Work required — Review the material and extract every line in which the word "看着很帅" occurs.

── Listed records ──

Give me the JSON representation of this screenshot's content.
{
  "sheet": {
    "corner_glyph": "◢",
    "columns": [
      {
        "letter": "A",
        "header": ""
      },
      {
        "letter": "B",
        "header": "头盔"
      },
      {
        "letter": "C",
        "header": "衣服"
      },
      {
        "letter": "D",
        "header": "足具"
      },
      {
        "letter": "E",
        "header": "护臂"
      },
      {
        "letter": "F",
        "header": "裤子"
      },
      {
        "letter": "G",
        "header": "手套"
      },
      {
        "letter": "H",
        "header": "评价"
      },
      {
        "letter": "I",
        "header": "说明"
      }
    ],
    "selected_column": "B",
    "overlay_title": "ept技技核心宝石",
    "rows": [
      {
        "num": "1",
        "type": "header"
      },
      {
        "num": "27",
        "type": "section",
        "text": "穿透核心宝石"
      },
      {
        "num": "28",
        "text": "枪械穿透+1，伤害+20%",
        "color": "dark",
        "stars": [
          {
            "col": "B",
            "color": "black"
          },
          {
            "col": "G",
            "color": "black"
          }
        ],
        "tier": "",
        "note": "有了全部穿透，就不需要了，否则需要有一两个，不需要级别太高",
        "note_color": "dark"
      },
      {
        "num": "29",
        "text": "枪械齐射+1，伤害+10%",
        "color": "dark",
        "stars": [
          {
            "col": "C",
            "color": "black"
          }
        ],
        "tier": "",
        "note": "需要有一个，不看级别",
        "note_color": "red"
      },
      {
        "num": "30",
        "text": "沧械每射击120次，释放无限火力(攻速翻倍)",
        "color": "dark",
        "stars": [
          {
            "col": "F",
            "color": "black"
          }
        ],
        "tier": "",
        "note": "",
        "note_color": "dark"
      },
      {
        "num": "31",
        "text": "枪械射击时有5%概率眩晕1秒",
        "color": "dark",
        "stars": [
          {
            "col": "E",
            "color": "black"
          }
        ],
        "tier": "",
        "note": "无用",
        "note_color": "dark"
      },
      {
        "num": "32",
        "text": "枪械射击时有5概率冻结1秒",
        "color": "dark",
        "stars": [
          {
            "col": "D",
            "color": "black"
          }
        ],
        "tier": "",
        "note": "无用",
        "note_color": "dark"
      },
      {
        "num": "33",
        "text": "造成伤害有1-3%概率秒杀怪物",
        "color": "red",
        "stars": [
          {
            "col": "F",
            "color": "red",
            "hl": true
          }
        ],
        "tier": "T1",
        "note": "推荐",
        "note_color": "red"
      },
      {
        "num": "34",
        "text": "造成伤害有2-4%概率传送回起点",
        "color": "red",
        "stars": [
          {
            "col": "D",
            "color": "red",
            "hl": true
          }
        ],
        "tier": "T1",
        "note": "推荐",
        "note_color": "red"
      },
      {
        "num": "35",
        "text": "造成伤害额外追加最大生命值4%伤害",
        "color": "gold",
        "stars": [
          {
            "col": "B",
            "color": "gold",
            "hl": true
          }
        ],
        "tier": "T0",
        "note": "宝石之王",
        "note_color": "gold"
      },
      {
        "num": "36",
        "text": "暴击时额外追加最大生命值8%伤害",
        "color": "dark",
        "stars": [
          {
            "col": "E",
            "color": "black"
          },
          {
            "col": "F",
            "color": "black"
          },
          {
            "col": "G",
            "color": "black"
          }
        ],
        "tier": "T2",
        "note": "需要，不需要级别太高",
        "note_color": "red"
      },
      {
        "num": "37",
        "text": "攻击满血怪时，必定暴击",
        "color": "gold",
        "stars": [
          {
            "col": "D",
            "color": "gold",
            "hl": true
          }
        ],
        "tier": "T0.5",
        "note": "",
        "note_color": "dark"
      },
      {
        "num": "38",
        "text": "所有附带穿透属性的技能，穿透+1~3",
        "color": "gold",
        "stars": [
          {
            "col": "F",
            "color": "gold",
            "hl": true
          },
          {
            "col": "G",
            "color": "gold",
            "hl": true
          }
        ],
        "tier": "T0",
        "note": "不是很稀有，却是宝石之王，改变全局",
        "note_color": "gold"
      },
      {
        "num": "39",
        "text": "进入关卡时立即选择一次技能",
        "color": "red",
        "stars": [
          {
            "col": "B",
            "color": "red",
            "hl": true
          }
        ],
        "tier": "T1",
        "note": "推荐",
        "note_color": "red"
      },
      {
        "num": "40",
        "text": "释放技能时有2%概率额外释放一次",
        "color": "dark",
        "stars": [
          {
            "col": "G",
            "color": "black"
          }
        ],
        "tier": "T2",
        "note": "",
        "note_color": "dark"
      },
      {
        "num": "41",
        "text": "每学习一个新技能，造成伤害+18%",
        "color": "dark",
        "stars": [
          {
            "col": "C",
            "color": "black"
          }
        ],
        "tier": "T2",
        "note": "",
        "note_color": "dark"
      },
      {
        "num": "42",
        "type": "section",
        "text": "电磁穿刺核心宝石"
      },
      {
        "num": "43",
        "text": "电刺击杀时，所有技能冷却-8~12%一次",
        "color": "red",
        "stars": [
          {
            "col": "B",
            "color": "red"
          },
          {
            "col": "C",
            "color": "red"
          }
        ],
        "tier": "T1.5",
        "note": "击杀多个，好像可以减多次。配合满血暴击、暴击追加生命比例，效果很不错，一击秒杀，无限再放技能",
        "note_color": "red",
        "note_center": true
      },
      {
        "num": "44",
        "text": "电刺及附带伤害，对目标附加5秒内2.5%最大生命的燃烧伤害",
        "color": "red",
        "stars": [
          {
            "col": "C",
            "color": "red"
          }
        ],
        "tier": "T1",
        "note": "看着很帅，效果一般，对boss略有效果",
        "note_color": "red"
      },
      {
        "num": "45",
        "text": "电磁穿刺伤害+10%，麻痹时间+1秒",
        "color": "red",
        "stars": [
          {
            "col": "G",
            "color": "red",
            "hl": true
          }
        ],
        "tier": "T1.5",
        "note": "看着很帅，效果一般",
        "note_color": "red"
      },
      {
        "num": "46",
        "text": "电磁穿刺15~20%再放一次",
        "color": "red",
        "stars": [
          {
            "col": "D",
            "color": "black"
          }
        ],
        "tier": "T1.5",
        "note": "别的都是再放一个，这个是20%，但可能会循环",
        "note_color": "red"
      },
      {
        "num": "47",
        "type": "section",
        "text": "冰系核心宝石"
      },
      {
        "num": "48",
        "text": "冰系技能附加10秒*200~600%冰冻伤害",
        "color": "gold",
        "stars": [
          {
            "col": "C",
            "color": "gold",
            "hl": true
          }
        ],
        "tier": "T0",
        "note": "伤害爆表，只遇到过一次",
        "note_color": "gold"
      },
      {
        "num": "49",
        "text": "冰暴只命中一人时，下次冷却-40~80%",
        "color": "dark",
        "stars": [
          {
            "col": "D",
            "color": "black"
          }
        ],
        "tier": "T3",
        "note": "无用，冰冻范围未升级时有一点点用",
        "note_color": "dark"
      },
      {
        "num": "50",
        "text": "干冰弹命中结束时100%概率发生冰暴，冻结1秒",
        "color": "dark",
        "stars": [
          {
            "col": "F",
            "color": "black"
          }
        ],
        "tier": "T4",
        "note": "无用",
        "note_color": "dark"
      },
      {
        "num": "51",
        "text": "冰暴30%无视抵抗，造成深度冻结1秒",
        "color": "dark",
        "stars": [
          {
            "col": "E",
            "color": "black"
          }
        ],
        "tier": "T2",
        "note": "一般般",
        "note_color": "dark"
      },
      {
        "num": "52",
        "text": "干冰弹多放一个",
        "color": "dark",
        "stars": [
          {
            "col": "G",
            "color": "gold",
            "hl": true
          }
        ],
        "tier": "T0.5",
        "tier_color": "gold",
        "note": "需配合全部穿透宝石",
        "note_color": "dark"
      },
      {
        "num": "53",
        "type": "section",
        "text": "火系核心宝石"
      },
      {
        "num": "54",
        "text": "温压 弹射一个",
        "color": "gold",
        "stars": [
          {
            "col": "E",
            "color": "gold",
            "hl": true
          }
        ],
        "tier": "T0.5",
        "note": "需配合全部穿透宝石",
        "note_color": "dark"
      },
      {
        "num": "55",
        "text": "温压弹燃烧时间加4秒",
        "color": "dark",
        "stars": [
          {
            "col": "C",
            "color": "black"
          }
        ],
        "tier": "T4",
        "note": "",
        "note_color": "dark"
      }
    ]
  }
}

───

Your response —
        "note": "看着很帅，效果一般，对boss略有效果",
        "note": "看着很帅，效果一般",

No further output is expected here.